[Task brief]: Find all lines in the records that include the word "data", and copy them out.

---------- Information given

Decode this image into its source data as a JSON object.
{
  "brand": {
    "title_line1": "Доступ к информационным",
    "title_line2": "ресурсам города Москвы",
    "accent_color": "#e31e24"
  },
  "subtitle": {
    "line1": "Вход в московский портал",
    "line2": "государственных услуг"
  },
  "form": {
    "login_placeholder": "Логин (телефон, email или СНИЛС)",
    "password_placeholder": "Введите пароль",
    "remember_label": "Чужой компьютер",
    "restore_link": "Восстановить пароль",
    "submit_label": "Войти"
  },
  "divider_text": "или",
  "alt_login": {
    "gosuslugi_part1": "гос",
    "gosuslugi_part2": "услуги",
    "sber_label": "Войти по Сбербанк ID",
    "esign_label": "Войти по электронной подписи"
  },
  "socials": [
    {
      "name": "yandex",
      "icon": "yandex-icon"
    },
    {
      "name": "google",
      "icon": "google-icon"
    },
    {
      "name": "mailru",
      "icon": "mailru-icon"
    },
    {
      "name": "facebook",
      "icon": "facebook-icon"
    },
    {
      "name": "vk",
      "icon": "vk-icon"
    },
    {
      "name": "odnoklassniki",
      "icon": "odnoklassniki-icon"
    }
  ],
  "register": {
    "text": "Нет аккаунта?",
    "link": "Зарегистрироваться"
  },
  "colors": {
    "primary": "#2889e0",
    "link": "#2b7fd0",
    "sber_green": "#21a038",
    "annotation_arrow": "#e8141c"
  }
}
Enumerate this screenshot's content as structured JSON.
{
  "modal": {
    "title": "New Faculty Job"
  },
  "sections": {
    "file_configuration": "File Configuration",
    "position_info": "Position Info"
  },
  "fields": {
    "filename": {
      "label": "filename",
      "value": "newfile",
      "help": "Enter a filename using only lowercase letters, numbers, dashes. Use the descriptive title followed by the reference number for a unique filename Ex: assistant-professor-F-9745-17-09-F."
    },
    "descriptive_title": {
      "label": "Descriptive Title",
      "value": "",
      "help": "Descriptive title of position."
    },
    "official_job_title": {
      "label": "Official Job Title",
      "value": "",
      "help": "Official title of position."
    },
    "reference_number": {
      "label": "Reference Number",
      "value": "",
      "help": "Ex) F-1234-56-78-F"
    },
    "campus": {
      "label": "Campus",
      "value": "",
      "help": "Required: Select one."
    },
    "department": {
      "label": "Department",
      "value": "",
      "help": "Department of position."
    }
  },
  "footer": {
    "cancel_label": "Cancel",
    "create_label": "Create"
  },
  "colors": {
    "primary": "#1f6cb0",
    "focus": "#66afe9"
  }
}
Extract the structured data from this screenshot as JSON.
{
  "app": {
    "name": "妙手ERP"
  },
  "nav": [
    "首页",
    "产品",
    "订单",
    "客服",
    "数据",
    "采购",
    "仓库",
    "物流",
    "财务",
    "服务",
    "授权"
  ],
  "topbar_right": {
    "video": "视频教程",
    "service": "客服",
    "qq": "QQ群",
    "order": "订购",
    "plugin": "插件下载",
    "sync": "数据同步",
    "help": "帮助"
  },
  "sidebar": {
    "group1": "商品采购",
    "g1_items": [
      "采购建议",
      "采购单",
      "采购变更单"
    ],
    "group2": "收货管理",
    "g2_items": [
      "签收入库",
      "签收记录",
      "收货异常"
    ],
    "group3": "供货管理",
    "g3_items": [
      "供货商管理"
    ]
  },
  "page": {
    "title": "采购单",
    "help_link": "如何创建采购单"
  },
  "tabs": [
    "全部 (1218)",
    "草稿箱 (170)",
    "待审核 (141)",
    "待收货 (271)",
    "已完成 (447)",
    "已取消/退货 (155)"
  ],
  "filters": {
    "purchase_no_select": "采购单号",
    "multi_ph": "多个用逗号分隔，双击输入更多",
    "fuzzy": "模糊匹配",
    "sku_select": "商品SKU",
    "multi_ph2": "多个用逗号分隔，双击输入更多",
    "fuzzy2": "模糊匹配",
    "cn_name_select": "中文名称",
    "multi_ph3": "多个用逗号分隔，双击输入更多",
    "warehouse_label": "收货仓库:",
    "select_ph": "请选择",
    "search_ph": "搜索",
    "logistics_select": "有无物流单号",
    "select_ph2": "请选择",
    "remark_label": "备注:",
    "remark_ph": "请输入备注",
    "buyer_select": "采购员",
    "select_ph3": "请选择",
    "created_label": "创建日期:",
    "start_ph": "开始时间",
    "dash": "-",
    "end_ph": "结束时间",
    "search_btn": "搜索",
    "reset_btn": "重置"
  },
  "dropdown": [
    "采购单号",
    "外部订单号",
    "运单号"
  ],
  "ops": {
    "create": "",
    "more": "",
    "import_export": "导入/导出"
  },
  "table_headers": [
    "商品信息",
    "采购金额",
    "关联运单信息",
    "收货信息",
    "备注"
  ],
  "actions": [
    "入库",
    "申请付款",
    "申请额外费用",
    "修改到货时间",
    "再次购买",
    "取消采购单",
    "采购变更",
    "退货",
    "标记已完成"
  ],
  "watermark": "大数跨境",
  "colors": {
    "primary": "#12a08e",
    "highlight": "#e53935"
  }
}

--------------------

[Answer for this exercise]:
Decode this image into its source data as a JSON object.
Extract the structured data from this screenshot as JSON.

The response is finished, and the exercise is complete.